The prostate is a part of the male reproductive system. It is located just in front of the rectum, below the bladder, and surrounds the urethra. The two seminal vesicles, one left and one right, open into the back of the prostate.
With increasing age the prostate can become enlarged (benign prostatic hyperplasia) and cause pain on passing water.
Prostate carcinomas occur mostly at the edge of the gland tissue and thus, unlike benign prostatic hyperplasia, cause hardly any pain. Complications only occur when the disease advances, as a result of the tumour spreading, and in this case the pain mostly arises from metastases.
Prostate cancer can only be cured if metastasis formation has not yet taken place. It’s therefore very important to identify the disease in good time. The PSA test, a blood test, is available as an early detection examination.
The most important examination is feeling the prostrate through the rectum. The tumour can then be detected as a hardening of the gland.

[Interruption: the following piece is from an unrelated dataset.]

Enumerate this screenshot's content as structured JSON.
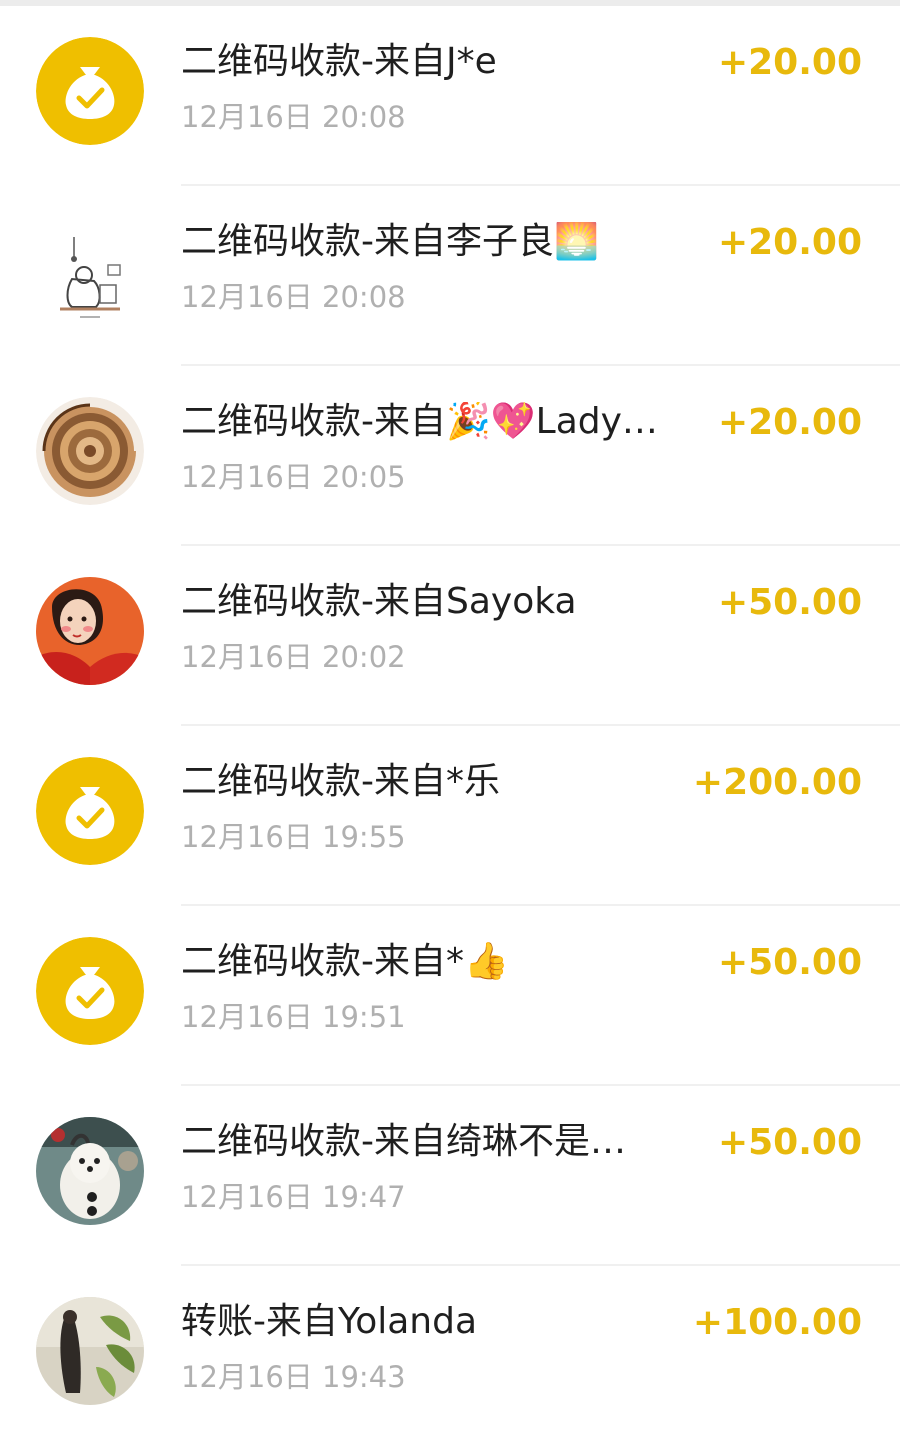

If the doctor discovers any suspicious change, or if repeated increase of PSA arouses strong suspicions of tumour disease, a histological examination is necessary. Here, samples are taken from the prostate during an outpatient procedure.

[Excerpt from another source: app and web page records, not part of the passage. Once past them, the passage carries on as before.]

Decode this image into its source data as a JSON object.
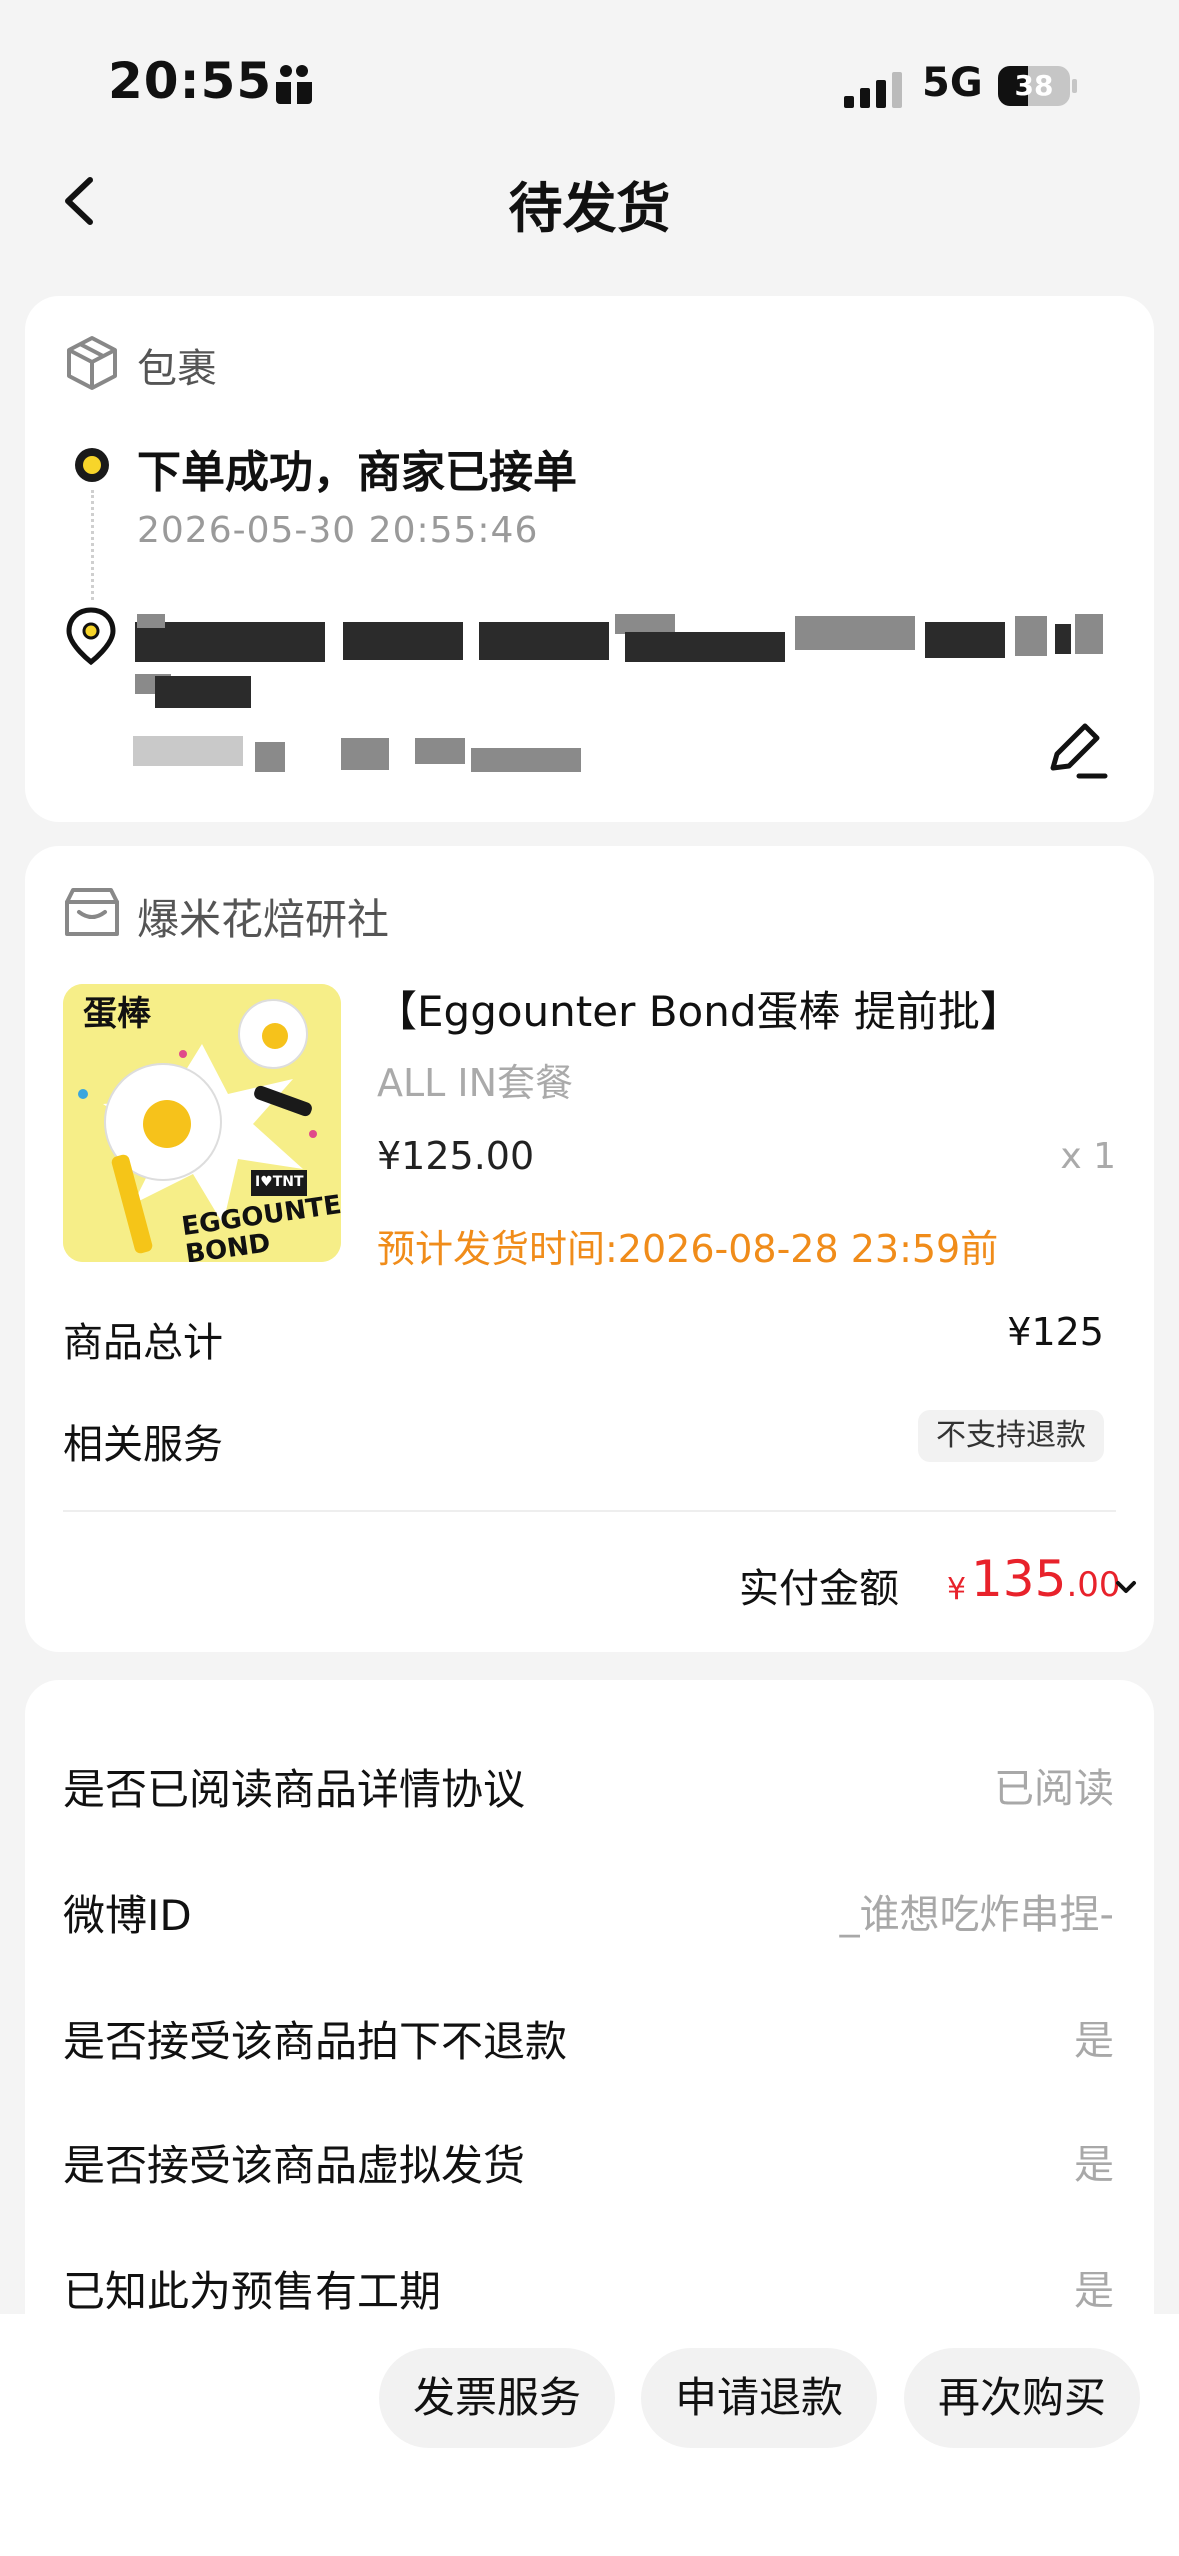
{
  "status_bar": {
    "time": "20:55",
    "network": "5G",
    "battery": "38"
  },
  "nav": {
    "title": "待发货"
  },
  "parcel": {
    "label": "包裹",
    "status": "下单成功，商家已接单",
    "time": "2026-05-30 20:55:46"
  },
  "order": {
    "shop_name": "爆米花焙研社",
    "product_name": "【Eggounter Bond蛋棒 提前批】",
    "spec": "ALL IN套餐",
    "price": "¥125.00",
    "qty": "x 1",
    "ship_time": "预计发货时间:2026-08-28 23:59前",
    "thumb_text": {
      "top": "蛋棒",
      "bottom": "EGGOUNTER BOND",
      "tag": "I♥TNT"
    },
    "subtotal_label": "商品总计",
    "subtotal_value": "¥125",
    "service_label": "相关服务",
    "service_badge": "不支持退款",
    "paid_label": "实付金额",
    "paid_currency": "¥",
    "paid_int": "135",
    "paid_dec": ".00"
  },
  "info": [
    {
      "label": "是否已阅读商品详情协议",
      "value": "已阅读"
    },
    {
      "label": "微博ID",
      "value": "_谁想吃炸串捏-"
    },
    {
      "label": "是否接受该商品拍下不退款",
      "value": "是"
    },
    {
      "label": "是否接受该商品虚拟发货",
      "value": "是"
    },
    {
      "label": "已知此为预售有工期",
      "value": "是"
    }
  ],
  "actions": {
    "invoice": "发票服务",
    "refund": "申请退款",
    "rebuy": "再次购买"
  },
  "colors": {
    "accent_yellow": "#f7d52a",
    "price_red": "#e8222b",
    "ship_orange": "#f08c1a"
  }
}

If a cancer of the prostate is detected, it is necessary to know the precise extent of the disease in order to carry out treatment as safely and, at the same time, as harmlessly as possible. PET/CT is the only procedure that can reliably reveal not only tumours in the prostate, but also lymph nodes and other remote metastases. The

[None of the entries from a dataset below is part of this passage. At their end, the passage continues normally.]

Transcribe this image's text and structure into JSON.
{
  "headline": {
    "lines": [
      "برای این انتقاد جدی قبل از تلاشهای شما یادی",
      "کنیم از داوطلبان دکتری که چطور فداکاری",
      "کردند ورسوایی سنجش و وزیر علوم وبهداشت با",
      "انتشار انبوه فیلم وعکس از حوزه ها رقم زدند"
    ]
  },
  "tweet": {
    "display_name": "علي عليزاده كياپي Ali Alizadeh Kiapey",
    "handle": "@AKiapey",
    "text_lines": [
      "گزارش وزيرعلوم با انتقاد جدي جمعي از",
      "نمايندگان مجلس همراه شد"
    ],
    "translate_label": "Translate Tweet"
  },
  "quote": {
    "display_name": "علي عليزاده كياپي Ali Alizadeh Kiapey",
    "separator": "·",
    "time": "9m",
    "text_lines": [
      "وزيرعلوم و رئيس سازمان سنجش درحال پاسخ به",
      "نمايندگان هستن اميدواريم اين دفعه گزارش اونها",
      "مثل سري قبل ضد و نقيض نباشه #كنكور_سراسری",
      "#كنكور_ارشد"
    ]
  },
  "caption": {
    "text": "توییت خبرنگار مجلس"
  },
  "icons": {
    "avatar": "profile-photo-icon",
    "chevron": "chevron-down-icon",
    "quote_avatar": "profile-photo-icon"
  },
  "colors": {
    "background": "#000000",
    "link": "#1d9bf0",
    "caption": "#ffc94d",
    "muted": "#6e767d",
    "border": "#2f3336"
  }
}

PSMA ligand (Prostate Specific Membrane Antigen), which is labelled with gallium 68 and is slightly radioactive, is used for this examination. Its distribution throughout the entire body is measured using PET. This means tumour disease can also be detected earlier and considerably more accurately using PET/CT than using CT alone, which does not show metabolic processes, only structural changes. However, by combining CT with PET, a noticeable accumulation of labelled PSMA ligands from the PET can be accurately matched to the anatomical structures shown in the CT image. The combination of PET and MRT can also be used here. Both hybrid imaging methods are used at the DTZ in Berlin-Friedrichshain.